TTSH is currently working on a project dealing with implantable printing, i.e. printing implants. When queried about the materials being explored for this groundbreaking endeavor, Dr. Yam explained, “We plan to use traditional materials such as titanium and stainless steel, as well as explore PEEK and silicone resin printing for these purposes, particularly for prosthetics where silicone is being considered.”

The hospital is also working on a project to combine augmented reality with 3D printing for teaching purposes. “It’s not feasible to print everything. So, augmented reality can help here. This will improve the training and boost the confidence of the people involved,” added Dr. Yam.

In addition to implants and educational tools, TTSH is expanding its focus on printing more and more prosthetics and surgical guides. These efforts aim to produce highly customized prosthetic limbs and devices that perfectly match individual patient needs. Moreover, surgical guides created through 3D printing will provide surgeons with precise templates for complex procedures, enhancing accuracy and outcomes. By continuing to innovate in the field of 3D printing, TTSH hopes to push the boundaries of personalized medicine and improve patient care.
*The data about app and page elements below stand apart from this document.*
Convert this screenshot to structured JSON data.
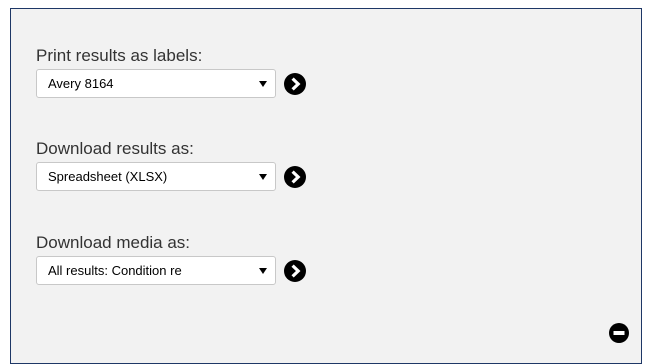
{
  "print_labels": {
    "label": "Print results as labels:",
    "selected": "Avery 8164"
  },
  "download_results": {
    "label": "Download results as:",
    "selected": "Spreadsheet (XLSX)"
  },
  "download_media": {
    "label": "Download media as:",
    "selected": "All results: Condition re"
  },
  "icons": {
    "go": "chevron-right-circle-icon",
    "collapse": "minus-circle-icon"
  },
  "colors": {
    "panel_background": "#f2f2f2",
    "panel_border": "#1e3766",
    "icon": "#000000"
  }
}
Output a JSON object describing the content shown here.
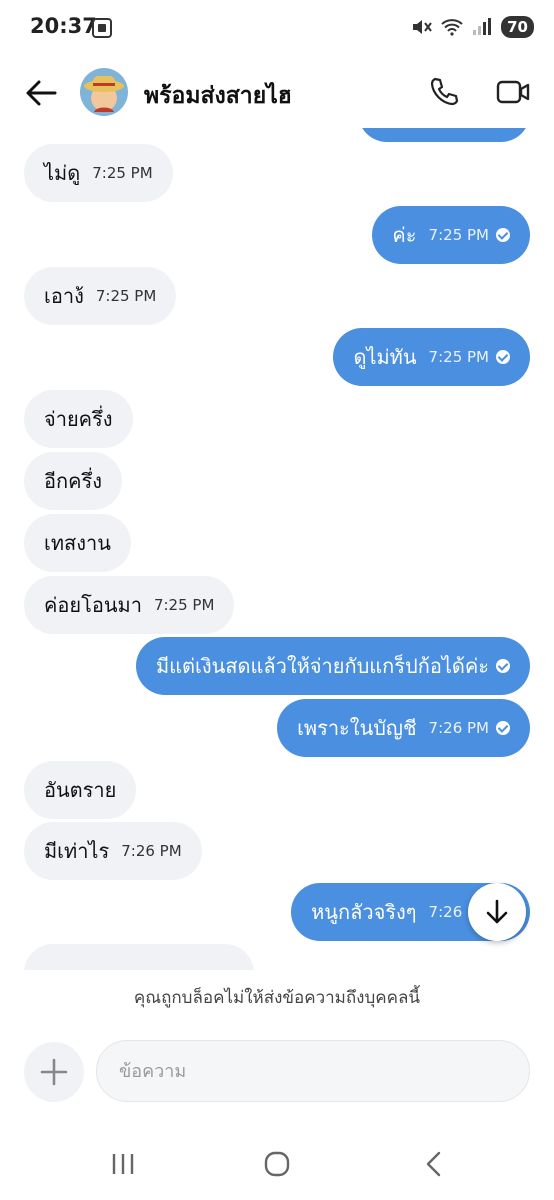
{
  "status_bar": {
    "time": "20:37",
    "battery": "70"
  },
  "header": {
    "contact_name": "พร้อมส่งสายไฮ"
  },
  "messages": [
    {
      "text": "ไม่ดู",
      "time": "7:25 PM"
    },
    {
      "text": "ค่ะ",
      "time": "7:25 PM"
    },
    {
      "text": "เอาง้",
      "time": "7:25 PM"
    },
    {
      "text": "ดูไม่ทัน",
      "time": "7:25 PM"
    },
    {
      "text": "จ่ายครึ่ง",
      "time": ""
    },
    {
      "text": "อีกครึ่ง",
      "time": ""
    },
    {
      "text": "เทสงาน",
      "time": ""
    },
    {
      "text": "ค่อยโอนมา",
      "time": "7:25 PM"
    },
    {
      "text": "มีแต่เงินสดแล้วให้จ่ายกับแกร็ปก้อได้ค่ะ",
      "time": ""
    },
    {
      "text": "เพราะในบัญชี",
      "time": "7:26 PM"
    },
    {
      "text": "อันตราย",
      "time": ""
    },
    {
      "text": "มีเท่าไร",
      "time": "7:26 PM"
    },
    {
      "text": "หนูกลัวจริงๆ",
      "time": "7:26 PM"
    }
  ],
  "blocked_notice": "คุณถูกบล็อคไม่ให้ส่งข้อความถึงบุคคลนี้",
  "composer": {
    "placeholder": "ข้อความ"
  },
  "colors": {
    "outgoing_bubble": "#4a8fe0",
    "incoming_bubble": "#f0f2f5"
  }
}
Reach out to our medical experts to learn more about in-house 3D printing, or request a free sample part to evaluate Formlabs BioMed resins for yourself.